  7. 7. Theoretical underpinningsConceptual and Theoretical framework Reflective practice by Schon( 1983, 1987) Reflection-in-action: think of what we are dong while we are doing it, reflect on what is working, what is not working Reflection-0n-action: thinking about our behaviour after we have acted, conscious thoughtful manner, to change or improve, on going dialogue
  8. 8. Theoretical underpinnings Wheeler and Lambert –Heggs (2009): Blogs in Mentoring: Reflexivity Immediacy Persistence Provisionality
  9. 9. Wheeler and Lambert- Heggs (2009) Immediacy: approachability, warmth, availability, reciprocal Persistence: entire history, record, learning progress, maintain reflective record Provisionality: no content is permanent, can be edited, copied and pasted, edit prior to posting
  10. 10. Boud (2001) Boud (2001) lens to consider how students engage in the e-mentoring programme Reflection –on-action process consist of three processes: (1) return to experience (2) attending to feelings (3) re-evaluation of experience
  11. 11. Process Blog Topics: questionsMentors, mentee s , lecturer form pose a group on Mentors reflect‘What’s App’ and by writing reflect on the mentoring responses IM- SMS, MXi t, mentors Lecturer and Collaborative feedback mentees blog between mentors, ment ees and lectturer, stud y tips, e.g.,
  12. 12. Formative Evaluation Lecturer - assess  Students reflect on their responses of mentors the topics discussed on weekly on blog, weekly the blog weekly by feedback posting reflections Lecturer poses key  Final Blog: Students questions for the final reflect on their blog: Evaluation of the experience as mentors mentoring and what they have learnt from the training

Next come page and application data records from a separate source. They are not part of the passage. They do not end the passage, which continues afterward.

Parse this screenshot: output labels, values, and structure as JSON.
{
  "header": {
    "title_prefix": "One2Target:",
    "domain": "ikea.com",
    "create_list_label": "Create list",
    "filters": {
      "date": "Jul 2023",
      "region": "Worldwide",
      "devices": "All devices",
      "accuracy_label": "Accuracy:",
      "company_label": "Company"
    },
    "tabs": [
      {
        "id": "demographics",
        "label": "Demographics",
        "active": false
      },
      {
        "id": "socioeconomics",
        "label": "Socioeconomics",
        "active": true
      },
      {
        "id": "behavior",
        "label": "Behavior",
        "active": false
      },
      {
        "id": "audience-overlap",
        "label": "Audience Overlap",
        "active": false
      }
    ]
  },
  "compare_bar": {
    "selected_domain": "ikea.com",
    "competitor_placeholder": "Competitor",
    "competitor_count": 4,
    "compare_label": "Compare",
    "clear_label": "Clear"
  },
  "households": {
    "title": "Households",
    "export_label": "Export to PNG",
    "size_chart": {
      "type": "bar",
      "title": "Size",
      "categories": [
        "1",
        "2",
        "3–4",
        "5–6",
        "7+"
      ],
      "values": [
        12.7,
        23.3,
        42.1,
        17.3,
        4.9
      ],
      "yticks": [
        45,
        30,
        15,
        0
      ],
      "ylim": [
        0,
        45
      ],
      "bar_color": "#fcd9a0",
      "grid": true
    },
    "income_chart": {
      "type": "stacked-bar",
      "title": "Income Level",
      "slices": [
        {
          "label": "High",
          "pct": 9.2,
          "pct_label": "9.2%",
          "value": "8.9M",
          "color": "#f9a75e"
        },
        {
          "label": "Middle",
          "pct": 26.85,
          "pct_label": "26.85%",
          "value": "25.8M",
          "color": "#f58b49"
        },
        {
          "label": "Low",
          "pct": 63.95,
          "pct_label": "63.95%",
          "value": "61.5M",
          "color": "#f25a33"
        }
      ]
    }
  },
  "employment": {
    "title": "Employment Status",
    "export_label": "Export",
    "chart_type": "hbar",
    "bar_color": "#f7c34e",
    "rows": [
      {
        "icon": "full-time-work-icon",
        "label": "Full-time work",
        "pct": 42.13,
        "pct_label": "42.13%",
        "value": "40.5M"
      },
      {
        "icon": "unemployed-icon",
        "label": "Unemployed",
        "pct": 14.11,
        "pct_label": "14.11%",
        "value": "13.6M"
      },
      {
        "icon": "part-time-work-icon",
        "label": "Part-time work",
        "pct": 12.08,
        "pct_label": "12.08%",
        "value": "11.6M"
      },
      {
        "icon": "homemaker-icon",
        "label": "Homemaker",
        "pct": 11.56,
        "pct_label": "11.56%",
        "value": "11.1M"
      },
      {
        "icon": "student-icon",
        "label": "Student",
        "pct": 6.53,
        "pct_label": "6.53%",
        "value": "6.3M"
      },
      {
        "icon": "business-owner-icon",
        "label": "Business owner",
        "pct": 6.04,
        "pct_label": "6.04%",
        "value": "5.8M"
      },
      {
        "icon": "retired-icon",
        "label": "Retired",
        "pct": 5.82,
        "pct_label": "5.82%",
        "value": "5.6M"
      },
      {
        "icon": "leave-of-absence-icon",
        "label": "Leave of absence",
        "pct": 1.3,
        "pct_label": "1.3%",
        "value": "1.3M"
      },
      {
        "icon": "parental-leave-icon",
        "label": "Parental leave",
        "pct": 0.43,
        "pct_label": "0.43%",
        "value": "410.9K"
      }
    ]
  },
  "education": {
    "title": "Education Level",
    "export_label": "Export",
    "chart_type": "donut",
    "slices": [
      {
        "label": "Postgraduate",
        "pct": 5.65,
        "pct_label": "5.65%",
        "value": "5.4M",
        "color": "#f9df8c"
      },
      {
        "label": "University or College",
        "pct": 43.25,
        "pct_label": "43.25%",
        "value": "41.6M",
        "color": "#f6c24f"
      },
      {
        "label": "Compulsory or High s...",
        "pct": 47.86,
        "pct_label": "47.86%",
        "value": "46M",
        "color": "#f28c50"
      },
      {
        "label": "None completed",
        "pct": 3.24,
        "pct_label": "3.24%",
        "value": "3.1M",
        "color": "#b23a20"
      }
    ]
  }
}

  13. 13. References Bierema, L. L. and S. B. Merriam. 2002. E-mentoring: Using computer mediated communication to enhance the mentoring process. Innovative Higher Education, 26(3): 211— 227. Bower, M (2008) Affordance Analysis – matching learning tasks with learning technologies, Education Media International, 45(1), 3–15. Brown, C. L. and Czerniewicz, L. 2007. If we build it will they come? Investigating the relationship between students’ access to and use of ICTs for learning. South African Journal of Higher education, 22(6): 730-745 Johnson, W. B. 2007. On being a mentor. A guide for higher education faculty, New York, Lawrence Erlbaum Associates. Kekwaletswe, R. M. 2007. Social presence awareness for knowledge transformation in a mobile learning environment. International Journal of Education and Development using Information and Communication Technology, 3 (4): 102-109. Terrion, J. L. and D. Leonard. 2007. A taxonomy of the characteristics of student peer mentors in higher education: Findings from a literature review. Mentoring and Tutoring 15(2): 149-- 164.

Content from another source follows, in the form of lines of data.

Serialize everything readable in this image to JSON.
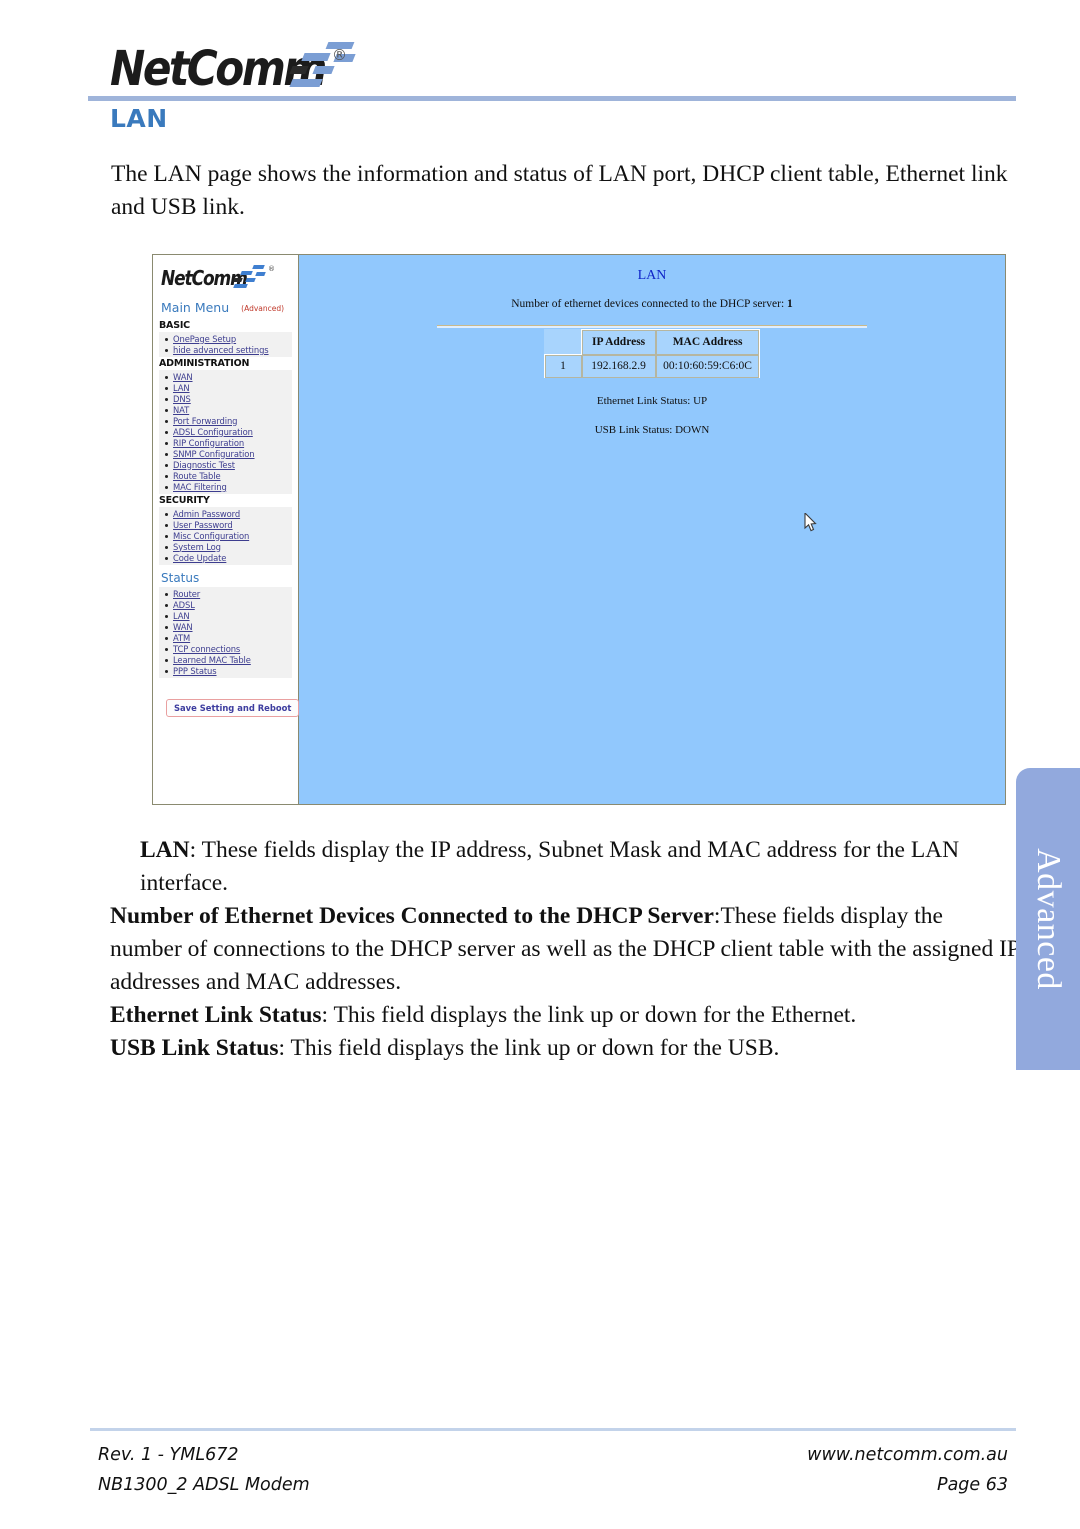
{
  "header": {
    "logo_text": "NetComm",
    "registered_mark": "®"
  },
  "section_title": "LAN",
  "intro_paragraph": "The LAN page shows the information and status of LAN port, DHCP client table, Ethernet link and USB link.",
  "screenshot": {
    "sidebar": {
      "logo_text": "NetComm",
      "registered_mark": "®",
      "main_menu_label": "Main Menu",
      "advanced_label": "(Advanced)",
      "basic_heading": "BASIC",
      "basic_items": [
        "OnePage Setup",
        "hide advanced settings"
      ],
      "administration_heading": "ADMINISTRATION",
      "administration_items": [
        "WAN",
        "LAN",
        "DNS",
        "NAT",
        "Port Forwarding",
        "ADSL Configuration",
        "RIP Configuration",
        "SNMP Configuration",
        "Diagnostic Test",
        "Route Table",
        "MAC Filtering"
      ],
      "security_heading": "SECURITY",
      "security_items": [
        "Admin Password",
        "User Password",
        "Misc Configuration",
        "System Log",
        "Code Update"
      ],
      "status_heading": "Status",
      "status_items": [
        "Router",
        "ADSL",
        "LAN",
        "WAN",
        "ATM",
        "TCP connections",
        "Learned MAC Table",
        "PPP Status"
      ],
      "save_button_label": "Save Setting and Reboot"
    },
    "content": {
      "title": "LAN",
      "dhcp_count_text": "Number of ethernet devices connected to the DHCP server: ",
      "dhcp_count_value": "1",
      "table": {
        "columns": [
          "",
          "IP Address",
          "MAC Address"
        ],
        "rows": [
          [
            "1",
            "192.168.2.9",
            "00:10:60:59:C6:0C"
          ]
        ]
      },
      "ethernet_link_status": "Ethernet Link Status: UP",
      "usb_link_status": "USB Link Status: DOWN"
    }
  },
  "descriptions": {
    "lan_term": "LAN",
    "lan_text": ":  These fields display the IP address, Subnet Mask and MAC address for the LAN interface.",
    "dhcp_term": "Number of Ethernet Devices Connected to the DHCP Server",
    "dhcp_text": ":These fields display the number of connections to the DHCP server as well as the DHCP client table with the assigned IP addresses and MAC addresses.",
    "ethernet_term": "Ethernet Link Status",
    "ethernet_text": ":  This field displays the link up or down for the Ethernet.",
    "usb_term": "USB Link Status",
    "usb_text": ":  This field displays the link up or down for the USB."
  },
  "side_tab": {
    "label": "Advanced"
  },
  "footer": {
    "revision": "Rev. 1 - YML672",
    "website": "www.netcomm.com.au",
    "product": "NB1300_2  ADSL Modem",
    "page": "Page 63"
  },
  "colors": {
    "accent_blue": "#3a7abd",
    "screenshot_bg": "#91c8fd",
    "side_tab": "#92a9dd",
    "header_rule": "#9fb4da",
    "link": "#3d3d8f"
  }
}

  14. 14. Kekwaletswe, R. M. 2007. Social presence awareness for knowledge transformation in amobile learning environment. International Journal of Education and Developmentusing Information and Communication Technology, 3 (4): 102-109.Terrion, J. L. and D. Leonard. 2007. A taxonomy of the characteristics of student peermentors in higher education: Findings from a literature review. Mentoring and Tutoring15(2): 149--164.Terrion. J.L. and Philion. R. 2008. The electronic journal as reflection-on action: aqualitative analysis of communication and learning in an peer mentoring programme.Studies in Higher Education 33 (5): 583-597.Thompson, L., Jefferies, M. and Topping, K. 2010. E-mentoring for e-learningdevelopment. Innovations in Education and Teaching International. 47(3): 05-315Williams JB, Jacobs J. 2004, Exploring the use of blogs as learning spaces in the highereducation sector. Australasian Journal of Educational Technology. 20(2): 232-247Wheeler, S. and Lambert-Heggs , W.2009. Connecting distance learners. The QuarterlyReview of Distance Education, 10(4): 323–331Case study from the University of Edinburgh: Engaging learners in critical reflectionthrough the use of blogs, http://www.jisc.ac.uk/blog/engage-students-through-blogging/